A foray into farming films

An influx of television shows flaunt the joys of farming characters and countryside, but sometimes fail to document the uncertain rhythms of disease, weather and family expectations. A handful of films, albeit on an independent scale, have tackled social issues in farming and the diverse folk who live and work in rural spaces. They are poignant works of cinema in their own right for capturing the tensions and synergies between nature and culture, as the storytelling gives a voice to rural communities. 

I couldn’t start without a mention of the myriad of children’s films which focus on farming life. The likes of Chicken Run, Charlotte’s Web or Babe focus on animals’ perspectives by drawing on a common theme which demonises a farmer for deciding their fate. By looking through the eyes of a livestock animal, they are given agency which lets us consider the boundary-making between humans and animals, as well as the differences between types of animals. After all, if Babe’s status is repurposed as a sheep-pig, it enables her to live for longer as a colleague rather than food!

Moving to the (human) faces behind farming, these films aren’t for the faint-hearted. They offer an insight into the emotional experiences, such as grief and guilt, that can underpin family farming and transform relationships with the land from idyllic to haunting. Whether you are a Yorkshire native, farming fan or film buff, these are worth a watch if you appreciate ways of seeing that make you think. They may be works of fiction, but are a refreshing commentary on the social sustainability of farming without relying on sentimentality. 

The Levelling (2016)

A farmer’s daughter moves back to the family farm in Somerset to work with her father after her brother’s death.
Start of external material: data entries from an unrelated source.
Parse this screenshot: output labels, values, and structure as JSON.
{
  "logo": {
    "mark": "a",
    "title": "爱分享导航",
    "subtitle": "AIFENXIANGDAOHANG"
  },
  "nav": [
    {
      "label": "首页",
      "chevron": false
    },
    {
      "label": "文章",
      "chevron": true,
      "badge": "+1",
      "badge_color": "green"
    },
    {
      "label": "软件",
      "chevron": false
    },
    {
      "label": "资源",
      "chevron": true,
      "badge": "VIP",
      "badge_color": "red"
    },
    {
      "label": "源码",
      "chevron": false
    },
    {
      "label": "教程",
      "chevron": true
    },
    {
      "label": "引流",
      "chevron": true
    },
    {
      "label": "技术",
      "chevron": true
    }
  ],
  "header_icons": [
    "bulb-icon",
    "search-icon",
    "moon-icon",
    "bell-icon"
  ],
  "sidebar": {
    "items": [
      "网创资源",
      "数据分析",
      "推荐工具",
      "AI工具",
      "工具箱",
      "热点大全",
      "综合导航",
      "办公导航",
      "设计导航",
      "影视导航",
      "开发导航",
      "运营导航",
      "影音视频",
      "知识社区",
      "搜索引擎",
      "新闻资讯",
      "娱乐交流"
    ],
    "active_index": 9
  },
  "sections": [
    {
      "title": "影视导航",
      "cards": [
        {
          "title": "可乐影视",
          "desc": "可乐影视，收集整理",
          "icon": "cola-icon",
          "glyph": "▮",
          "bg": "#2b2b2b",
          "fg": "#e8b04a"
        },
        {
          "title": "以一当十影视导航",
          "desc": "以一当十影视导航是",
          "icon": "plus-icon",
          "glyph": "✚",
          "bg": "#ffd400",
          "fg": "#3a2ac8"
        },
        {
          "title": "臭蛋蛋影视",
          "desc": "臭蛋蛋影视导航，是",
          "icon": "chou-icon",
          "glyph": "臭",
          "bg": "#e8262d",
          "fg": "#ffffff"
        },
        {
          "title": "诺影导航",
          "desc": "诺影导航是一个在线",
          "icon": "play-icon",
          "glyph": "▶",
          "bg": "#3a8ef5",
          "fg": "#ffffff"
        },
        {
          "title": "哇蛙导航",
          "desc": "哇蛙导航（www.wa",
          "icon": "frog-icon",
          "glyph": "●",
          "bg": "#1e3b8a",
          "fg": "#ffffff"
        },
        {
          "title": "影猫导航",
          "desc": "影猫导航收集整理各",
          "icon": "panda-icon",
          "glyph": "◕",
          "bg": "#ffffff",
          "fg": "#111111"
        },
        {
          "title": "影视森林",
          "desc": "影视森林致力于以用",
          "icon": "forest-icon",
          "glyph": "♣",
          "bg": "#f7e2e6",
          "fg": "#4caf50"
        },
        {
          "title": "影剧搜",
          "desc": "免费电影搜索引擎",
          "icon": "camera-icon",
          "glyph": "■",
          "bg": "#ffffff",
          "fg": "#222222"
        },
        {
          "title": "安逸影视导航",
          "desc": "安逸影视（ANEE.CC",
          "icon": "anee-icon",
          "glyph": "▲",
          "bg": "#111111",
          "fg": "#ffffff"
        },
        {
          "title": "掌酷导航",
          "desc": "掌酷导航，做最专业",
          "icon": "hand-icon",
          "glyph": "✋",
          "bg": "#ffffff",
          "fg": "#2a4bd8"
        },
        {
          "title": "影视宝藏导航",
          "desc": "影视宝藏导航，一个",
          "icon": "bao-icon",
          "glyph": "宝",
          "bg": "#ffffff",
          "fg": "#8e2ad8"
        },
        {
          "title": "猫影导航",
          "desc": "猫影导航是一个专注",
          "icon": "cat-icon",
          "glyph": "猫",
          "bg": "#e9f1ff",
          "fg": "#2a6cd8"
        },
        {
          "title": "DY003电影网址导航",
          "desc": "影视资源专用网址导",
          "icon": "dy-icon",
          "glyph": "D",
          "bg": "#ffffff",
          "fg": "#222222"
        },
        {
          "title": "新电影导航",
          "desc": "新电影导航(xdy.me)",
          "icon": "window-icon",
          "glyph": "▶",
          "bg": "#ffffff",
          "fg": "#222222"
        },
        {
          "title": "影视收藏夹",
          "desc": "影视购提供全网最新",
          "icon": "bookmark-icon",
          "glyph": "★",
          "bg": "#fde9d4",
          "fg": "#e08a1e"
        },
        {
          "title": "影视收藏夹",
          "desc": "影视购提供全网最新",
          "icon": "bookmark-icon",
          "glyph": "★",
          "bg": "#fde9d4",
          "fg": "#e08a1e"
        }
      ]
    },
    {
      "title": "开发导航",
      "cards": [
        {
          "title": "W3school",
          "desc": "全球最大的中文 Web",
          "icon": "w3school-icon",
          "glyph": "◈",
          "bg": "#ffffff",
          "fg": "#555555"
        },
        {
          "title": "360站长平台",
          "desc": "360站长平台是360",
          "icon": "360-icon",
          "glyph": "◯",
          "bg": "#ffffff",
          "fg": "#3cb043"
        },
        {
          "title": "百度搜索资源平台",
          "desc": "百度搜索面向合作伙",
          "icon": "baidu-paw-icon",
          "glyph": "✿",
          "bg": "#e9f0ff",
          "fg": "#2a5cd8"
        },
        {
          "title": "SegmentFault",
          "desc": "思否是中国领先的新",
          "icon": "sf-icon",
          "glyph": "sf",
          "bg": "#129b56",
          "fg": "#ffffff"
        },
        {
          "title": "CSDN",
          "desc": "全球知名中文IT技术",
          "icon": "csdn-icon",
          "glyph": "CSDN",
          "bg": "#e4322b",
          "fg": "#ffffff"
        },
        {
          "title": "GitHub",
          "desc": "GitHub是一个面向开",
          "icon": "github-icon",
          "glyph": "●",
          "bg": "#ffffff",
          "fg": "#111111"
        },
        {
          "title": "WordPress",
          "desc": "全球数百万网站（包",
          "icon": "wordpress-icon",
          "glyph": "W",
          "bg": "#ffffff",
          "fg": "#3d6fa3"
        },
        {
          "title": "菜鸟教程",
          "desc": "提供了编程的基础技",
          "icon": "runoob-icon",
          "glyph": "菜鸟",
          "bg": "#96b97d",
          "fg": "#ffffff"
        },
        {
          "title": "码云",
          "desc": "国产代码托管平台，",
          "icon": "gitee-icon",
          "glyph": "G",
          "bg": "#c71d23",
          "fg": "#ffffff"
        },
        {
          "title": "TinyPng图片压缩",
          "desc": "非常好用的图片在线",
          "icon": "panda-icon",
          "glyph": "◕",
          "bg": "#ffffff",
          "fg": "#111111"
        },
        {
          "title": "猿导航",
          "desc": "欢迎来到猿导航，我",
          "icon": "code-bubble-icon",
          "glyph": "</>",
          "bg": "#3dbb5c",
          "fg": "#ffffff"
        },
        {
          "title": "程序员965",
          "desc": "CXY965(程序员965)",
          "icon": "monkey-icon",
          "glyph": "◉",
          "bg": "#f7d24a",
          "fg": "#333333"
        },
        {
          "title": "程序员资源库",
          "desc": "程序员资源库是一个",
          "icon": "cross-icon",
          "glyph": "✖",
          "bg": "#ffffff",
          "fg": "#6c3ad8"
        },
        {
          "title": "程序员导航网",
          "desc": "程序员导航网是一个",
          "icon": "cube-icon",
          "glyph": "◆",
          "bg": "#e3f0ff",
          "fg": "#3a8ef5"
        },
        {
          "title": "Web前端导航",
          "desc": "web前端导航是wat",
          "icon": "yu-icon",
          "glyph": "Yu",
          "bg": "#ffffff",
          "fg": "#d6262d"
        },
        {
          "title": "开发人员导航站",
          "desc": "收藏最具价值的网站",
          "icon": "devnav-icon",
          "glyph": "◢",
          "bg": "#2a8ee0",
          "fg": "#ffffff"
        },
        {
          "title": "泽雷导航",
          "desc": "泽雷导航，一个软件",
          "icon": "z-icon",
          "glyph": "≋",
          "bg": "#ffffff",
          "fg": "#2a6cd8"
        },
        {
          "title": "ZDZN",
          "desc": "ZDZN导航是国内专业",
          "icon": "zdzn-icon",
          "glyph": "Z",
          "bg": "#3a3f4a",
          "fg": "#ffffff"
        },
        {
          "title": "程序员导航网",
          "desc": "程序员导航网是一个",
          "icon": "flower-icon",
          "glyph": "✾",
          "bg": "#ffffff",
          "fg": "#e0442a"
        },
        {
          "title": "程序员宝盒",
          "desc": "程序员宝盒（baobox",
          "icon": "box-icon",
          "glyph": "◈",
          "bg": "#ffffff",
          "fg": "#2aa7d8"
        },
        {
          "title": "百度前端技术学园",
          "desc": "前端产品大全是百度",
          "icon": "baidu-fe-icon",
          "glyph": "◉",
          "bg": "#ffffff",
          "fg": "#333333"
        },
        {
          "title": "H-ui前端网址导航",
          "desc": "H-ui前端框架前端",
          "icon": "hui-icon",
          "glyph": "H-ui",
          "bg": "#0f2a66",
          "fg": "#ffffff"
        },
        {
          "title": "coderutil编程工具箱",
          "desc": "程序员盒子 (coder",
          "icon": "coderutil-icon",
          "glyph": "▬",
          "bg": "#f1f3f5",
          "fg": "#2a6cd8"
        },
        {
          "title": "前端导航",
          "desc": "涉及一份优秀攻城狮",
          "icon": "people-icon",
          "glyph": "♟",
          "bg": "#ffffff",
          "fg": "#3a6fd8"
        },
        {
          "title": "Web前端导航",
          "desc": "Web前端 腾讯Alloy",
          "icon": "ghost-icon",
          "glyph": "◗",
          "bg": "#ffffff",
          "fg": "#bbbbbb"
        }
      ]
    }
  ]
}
She is greeted by a farm bearing flooding, disease and financial struggles which exacerbate fraught relationships with those who resent her for leaving to become a vet. 

Dark River (2018) 

Along similar lines for portraying mental illness as a result of a traumatic upbringing, a farmer’s daughter moves back to the family farm in Yorkshire after her father’s death. In dispute with her brother about the succession of the farm, she faces the burden of inherited practices that threaten her chances of taking over the tenancy.

God’s Own Country (2017) 

A farmer’s son takes over the farm in Yorkshire, following the illness of his father. The film follows the relationship developed with a migrant worker who is drafted in for lambing season, to explore questions of masculinity, sexuality and isolation in the most uplifting fashion of these three picks. The authenticity undoubtedly comes from the fact that the cast worked as farmers in preparation for filming.

Together these films portray resilience. Farming is deemed more than a job, as in all their cases a farmer is succeeded due to incapacity rather than retirement. There is a sense that farming is a calling, yet the stereotypes surrounding what a typical farmer is like must be resisted to achieve belonging. We are reminded that the passion and resources for farming can be inherited, but progressive farming practices and relationships emerge as a result of identities, such as age, gender and sexuality which challenge traditional farming cultures. 

What portrayals of farming or rural life in popular culture have stood out for you?